Journal of Sports Science and Medicine
Journal of Sports Science and Medicine
ISSN: 1303 - 2968   
Ios-APP Journal of Sports Science and Medicine
Androit-APP Journal of Sports Science and Medicine
©Journal of Sports Science and Medicine (2023) 22, 447 - 454   DOI:

Research article
Effects of Maximal Eccentric Trunk Extensor Exercise on Lumbar Extramuscular Connective Tissue: A Matched-Pairs Ultrasound Study
Andreas Brandl1,2,3, Jan Wilke4, Christoph Egner2, Tobias Schmidt5,6,†, Robert Schleip2,7,†, 
Author Information
1 Department of Sports Medicine, Institute for Human Movement Science, Faculty for Psychology and Human Movement Science, University of Hamburg, Hamburg, Germany
2 Department for Medical Professions, Diploma Hochschule, Bad Sooden-Allendorf, Germany
3 Vienna School of Osteopathy, Vienna, Austria
4 Department of Movement Sciences, University of Klagenfurt, Klagenfurt, Austria
5 Osteopathic Research Institute, Hamburg, Germany
6 Institute of Interdisciplinary Exercise Science and Sports Medicine, MSH Medical School Hamburg, Hamburg, Germany
7 Department of Sport and Health Sciences, Conservative and Rehabilitative Orthopedics, Technical University of Munich, Munich, Germany
† These authors contributed equally to this work

Robert Schleip
✉ Department for Medical Professions, Diploma Hochschule, Bad Sooden-Allendorf, Germany
Publish Date
Received: 23-05-2023
Accepted: 31-07-2023
Published (online): 01-09-2023
Share this article

Recently, it has been shown that the extramuscular connective tissue (ECT) is likely involved in delayed onset muscle soreness (DOMS). Therefore, the aim of the present study was to investigate the effects of maximal trunk extension eccentric exercise (EE) on ECT thickness, self-reported DOMS, ECT stiffness, skin temperature, and possible correlations between these outcomes.
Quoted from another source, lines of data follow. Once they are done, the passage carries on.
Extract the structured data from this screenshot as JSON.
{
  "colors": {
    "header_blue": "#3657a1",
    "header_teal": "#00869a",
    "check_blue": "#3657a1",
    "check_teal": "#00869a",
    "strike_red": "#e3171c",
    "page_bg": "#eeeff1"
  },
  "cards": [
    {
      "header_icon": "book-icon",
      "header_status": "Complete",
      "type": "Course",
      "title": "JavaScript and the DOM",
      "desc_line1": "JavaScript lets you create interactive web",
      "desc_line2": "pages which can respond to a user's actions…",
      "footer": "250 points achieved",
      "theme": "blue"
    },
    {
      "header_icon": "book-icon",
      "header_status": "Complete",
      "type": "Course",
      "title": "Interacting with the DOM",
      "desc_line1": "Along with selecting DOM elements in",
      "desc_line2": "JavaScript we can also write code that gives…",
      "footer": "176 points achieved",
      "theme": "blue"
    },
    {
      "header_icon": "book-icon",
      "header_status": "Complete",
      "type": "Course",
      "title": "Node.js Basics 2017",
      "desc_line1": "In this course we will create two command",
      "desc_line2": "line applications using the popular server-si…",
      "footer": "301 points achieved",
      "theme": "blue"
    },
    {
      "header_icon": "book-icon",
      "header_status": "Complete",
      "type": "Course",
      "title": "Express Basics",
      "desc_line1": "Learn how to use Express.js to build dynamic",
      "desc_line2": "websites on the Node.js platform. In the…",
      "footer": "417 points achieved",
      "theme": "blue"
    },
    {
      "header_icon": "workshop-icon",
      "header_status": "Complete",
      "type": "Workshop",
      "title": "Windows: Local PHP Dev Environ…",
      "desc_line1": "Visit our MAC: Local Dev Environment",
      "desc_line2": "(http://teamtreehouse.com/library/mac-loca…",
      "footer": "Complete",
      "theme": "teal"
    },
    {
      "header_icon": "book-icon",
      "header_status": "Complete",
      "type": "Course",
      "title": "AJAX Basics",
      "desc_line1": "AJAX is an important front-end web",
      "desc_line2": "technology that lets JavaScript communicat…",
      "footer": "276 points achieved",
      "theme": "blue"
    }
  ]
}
Healthy adults (n = 16, 29.34 ± 9.87 years) performed fatiguing EE of the trunk. A group of highly active individuals (TR, n = 8, > 14 h of sport per week) was compared with a group of less active individuals (UTR, n = 8, < 2 h of sport per week). Ultrasound measurements of ECT thickness, stiffness with MyotonPro and IndentoPro, skin temperature with infrared thermography, and pain on palpation (100 mm visual analog scale, VAS) as a surrogate for DOMS were recorded before (t0), immediately (t1), 24 h (t24), and 48 h (t48) after EE. ECT thickness increased after EE from t0 to t24 (5.96 mm to 7.10 mm, p = 0.007) and from t0 to t48 (5.96 mm to 7.21 mm, p < 0.001). VAS also increased from t0 to t24 (15.6 mm to 23.8 mm, p < 0.001) and from t0 to t48 (15.6 mm to 22.8 mm, p < 0.001). Skin temperature increased from t1 to t24 (31.6° Celsius to 32.7° Celsius, p = 0.032) and t1 to t48 (31.6° Celsius to 32.9° Celsius, p = 0.003), while stiffness remained unchanged (p > 0.05). Correlation analysis revealed no linear relationship between the outcomes within the 48-hour measurement period. The results may confirm previous findings of possible ECT involvement in the genesis of DOMS in the extremities also for the paraspinal ECT of trunk extensors. Subsequent work should focus on possible interventions targeting the ECT to prevent or reduce DOMS after strenuous muscle EE.

Key words: DOMS, ultrasound, connective tissue, eccentric exercise

           Key Points
  • Eccentric exercise increases the thickness of lumbar extramuscular connective tissue.
  • The results may confirm previous findings on the involvement of fascia in DOMS.
  • A focus on fascial interventions for prevention or reduction of DOMS could be promising.
Home Issues About Authors
Contact Current Editorial board Authors instructions
Email alerts In Press Mission For Reviewers
Archive Scope
Supplements Statistics
Most Read Articles
  Most Cited Articles
JSSM | Copyright 2001-2023 | All rights reserved. | LEGAL NOTICES | Publisher

It is forbidden the total or partial reproduction of this web site and the published materials, the treatment of its database, any kind of transition and for any means, either electronic, mechanic or other methods, without the previous written permission of the JSSM.

This work is licensed under a Creative Commons License Creative Commons Attribution-NonCommercial-NoDerivatives 4.0 International License.